Continued from page 1

What the study couldn’t measure, Dorsey says, was how he watched patients’ interactions for subtle signs that they needed prescriptions adjusted, things like cognitive problems or if medications wore off too quickly. One meeting even devoted 45 minutes to the pros and cons of implanted brain stimulators to curb tremors.

“Many heads are better than one. They think of questions you wouldn’t normally think of by yourself,” says Jim Euken, a retired judge and Parkinson’s patient from Belmont, NY. He began exercising on a bicycle after one of Dorsey’s group visits discussed research showing some patients still can bike when they can barely walk, for unknown reasons.

Euken joined some fellow study participants who petitioned the hospital, unsuccessfully, to continue group visits when the study ended: “It’s not that I don’t get good care. I do. But I still think I learned more and I think the process was better doing it in a group format.”

More research is needed to determine which patients fare better with group visits, plus they take a lot of doctor preparation, cautions study co-author Dr. Kevin Biglan of the University of Rochester.

Medicare will reimburse the doctor for each patient in a shared checkup with proper documentation that the visit includes certain elements, says Florida’s Whiddon. For his office, that means breaking even, as long as at least six people show up for his two-hour diabetes groups.

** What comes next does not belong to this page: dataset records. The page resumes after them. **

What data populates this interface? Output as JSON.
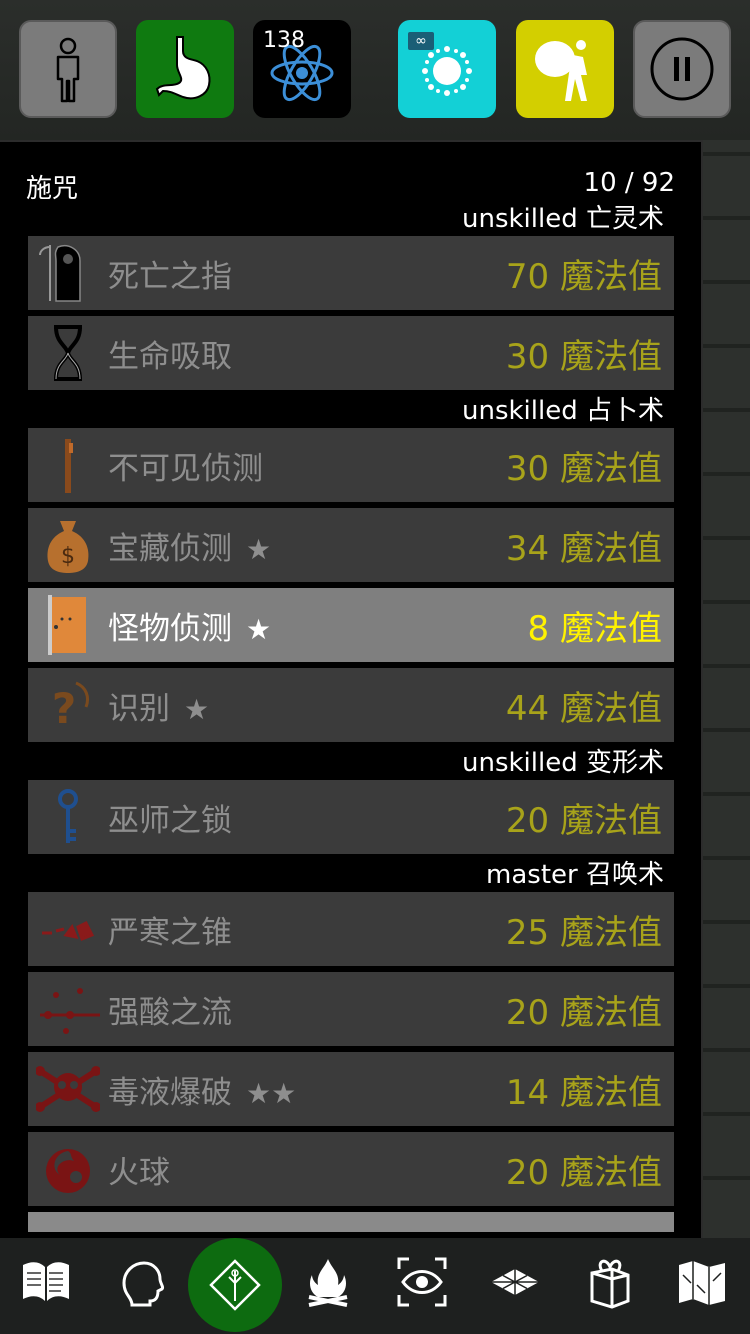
{
  "top_bar": {
    "character": {
      "icon": "person-icon"
    },
    "hunger": {
      "icon": "stomach-icon"
    },
    "radiation": {
      "icon": "atom-icon",
      "count": "138"
    },
    "status": {
      "icon": "sparkle-icon",
      "badge": "∞"
    },
    "burden": {
      "icon": "burden-icon"
    },
    "pause": {
      "icon": "pause-icon"
    }
  },
  "panel": {
    "title": "施咒",
    "count": "10 / 92"
  },
  "schools": [
    {
      "header": "unskilled 亡灵术",
      "spells": [
        {
          "name": "死亡之指",
          "stars": "",
          "cost": "70 魔法值",
          "icon": "reaper-icon",
          "selected": false
        },
        {
          "name": "生命吸取",
          "stars": "",
          "cost": "30 魔法值",
          "icon": "hourglass-icon",
          "selected": false
        }
      ]
    },
    {
      "header": "unskilled 占卜术",
      "spells": [
        {
          "name": "不可见侦测",
          "stars": "",
          "cost": "30 魔法值",
          "icon": "rod-icon",
          "selected": false
        },
        {
          "name": "宝藏侦测",
          "stars": "★",
          "cost": "34 魔法值",
          "icon": "money-bag-icon",
          "selected": false
        },
        {
          "name": "怪物侦测",
          "stars": "★",
          "cost": "8 魔法值",
          "icon": "door-icon",
          "selected": true
        },
        {
          "name": "识别",
          "stars": "★",
          "cost": "44 魔法值",
          "icon": "question-icon",
          "selected": false
        }
      ]
    },
    {
      "header": "unskilled 变形术",
      "spells": [
        {
          "name": "巫师之锁",
          "stars": "",
          "cost": "20 魔法值",
          "icon": "key-icon",
          "selected": false
        }
      ]
    },
    {
      "header": "master 召唤术",
      "spells": [
        {
          "name": "严寒之锥",
          "stars": "",
          "cost": "25 魔法值",
          "icon": "cone-icon",
          "selected": false
        },
        {
          "name": "强酸之流",
          "stars": "",
          "cost": "20 魔法值",
          "icon": "acid-icon",
          "selected": false
        },
        {
          "name": "毒液爆破",
          "stars": "★★",
          "cost": "14 魔法值",
          "icon": "skull-icon",
          "selected": false
        },
        {
          "name": "火球",
          "stars": "",
          "cost": "20 魔法值",
          "icon": "fireball-icon",
          "selected": false
        }
      ]
    }
  ],
  "bottom_bar": [
    {
      "icon": "book-icon"
    },
    {
      "icon": "head-icon"
    },
    {
      "icon": "spell-diamond-icon",
      "active": true
    },
    {
      "icon": "campfire-icon"
    },
    {
      "icon": "look-eye-icon"
    },
    {
      "icon": "floor-tiles-icon"
    },
    {
      "icon": "gift-icon"
    },
    {
      "icon": "map-icon"
    }
  ],
  "colors": {
    "selected_cost": "#fff200",
    "cost": "#a8a31a",
    "active_green": "#0d6b10"
  }
}
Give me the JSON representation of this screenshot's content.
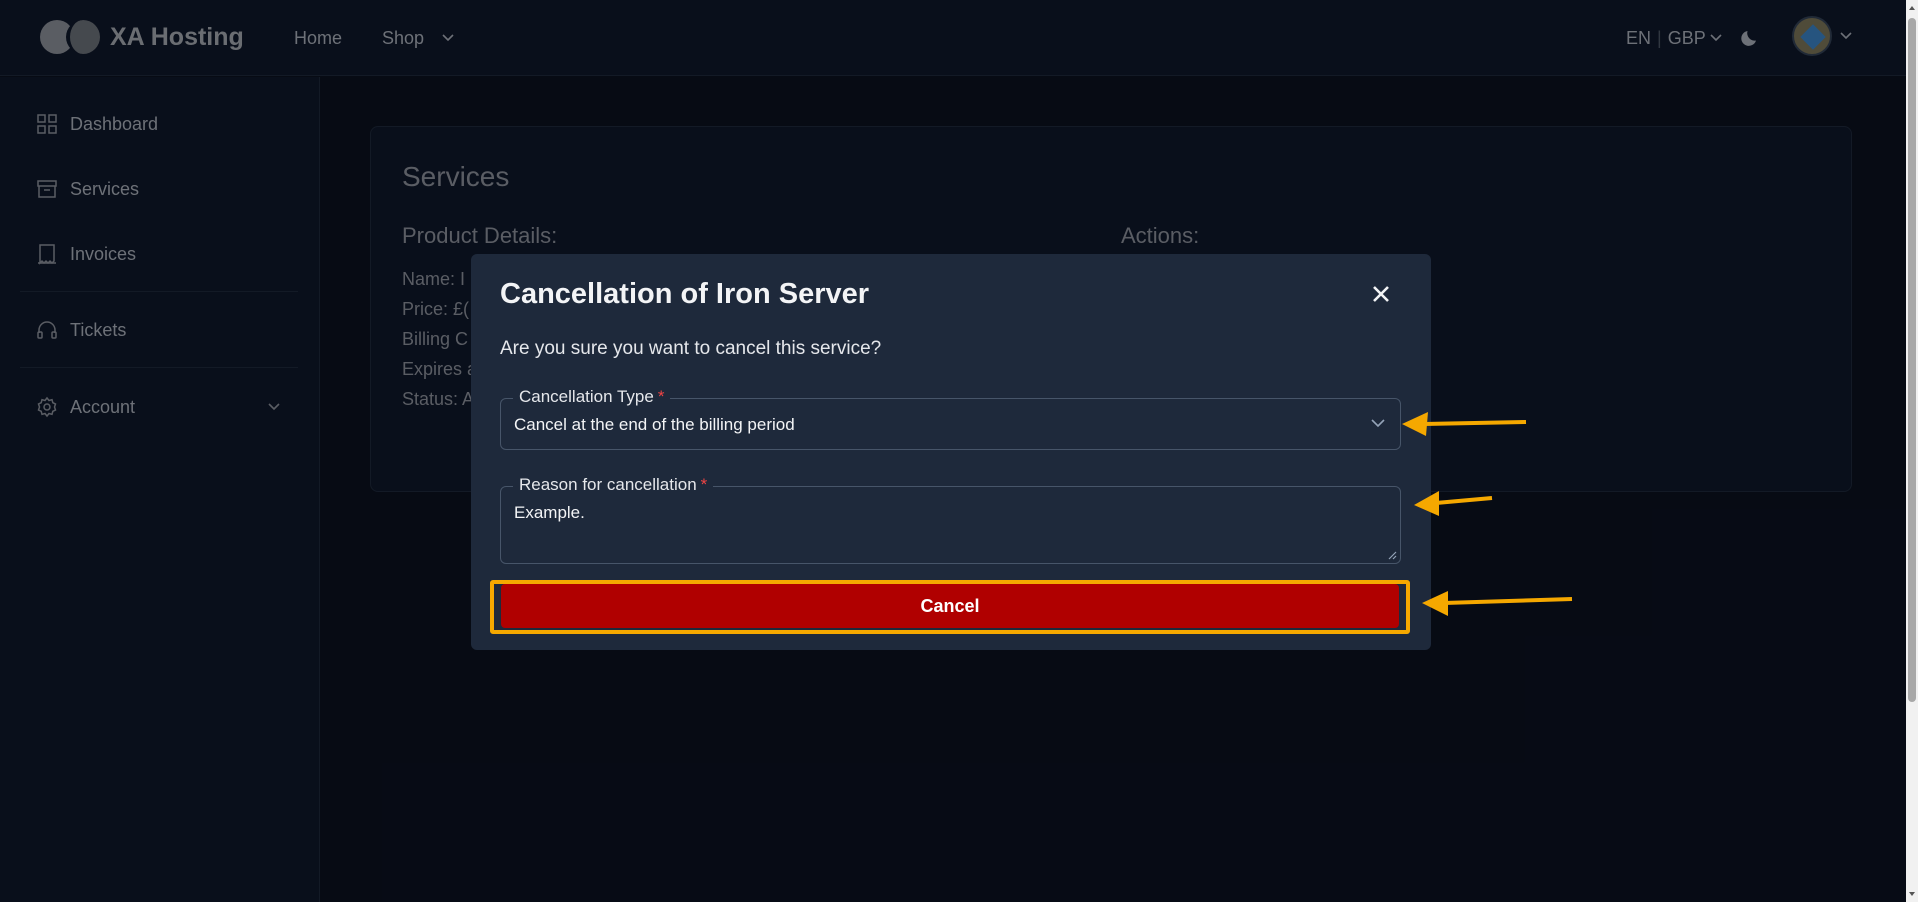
{
  "brand": {
    "name": "XA Hosting"
  },
  "nav": {
    "home": "Home",
    "shop": "Shop"
  },
  "header": {
    "language": "EN",
    "currency": "GBP"
  },
  "sidebar": {
    "items": [
      {
        "label": "Dashboard",
        "icon": "grid-icon"
      },
      {
        "label": "Services",
        "icon": "archive-icon"
      },
      {
        "label": "Invoices",
        "icon": "receipt-icon"
      },
      {
        "label": "Tickets",
        "icon": "headset-icon"
      },
      {
        "label": "Account",
        "icon": "gear-icon"
      }
    ]
  },
  "card": {
    "title": "Services",
    "product_heading": "Product Details:",
    "actions_heading": "Actions:",
    "details": [
      {
        "label": "Name:",
        "value": "I"
      },
      {
        "label": "Price:",
        "value": "£("
      },
      {
        "label": "Billing C",
        "value": ""
      },
      {
        "label": "Expires a",
        "value": ""
      },
      {
        "label": "Status:",
        "value": "A"
      }
    ]
  },
  "modal": {
    "title": "Cancellation of Iron Server",
    "question": "Are you sure you want to cancel this service?",
    "cancellation_type": {
      "label": "Cancellation Type",
      "required_mark": "*",
      "value": "Cancel at the end of the billing period"
    },
    "reason": {
      "label": "Reason for cancellation",
      "required_mark": "*",
      "value": "Example."
    },
    "submit_label": "Cancel"
  },
  "colors": {
    "accent_annotation": "#f5a800",
    "danger": "#b00000",
    "background": "#0b1120",
    "panel": "#1e293b"
  }
}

EDITOR’S NOTE _ Lauran Neergaard covers health and medical issues for The Associated Press in Washington.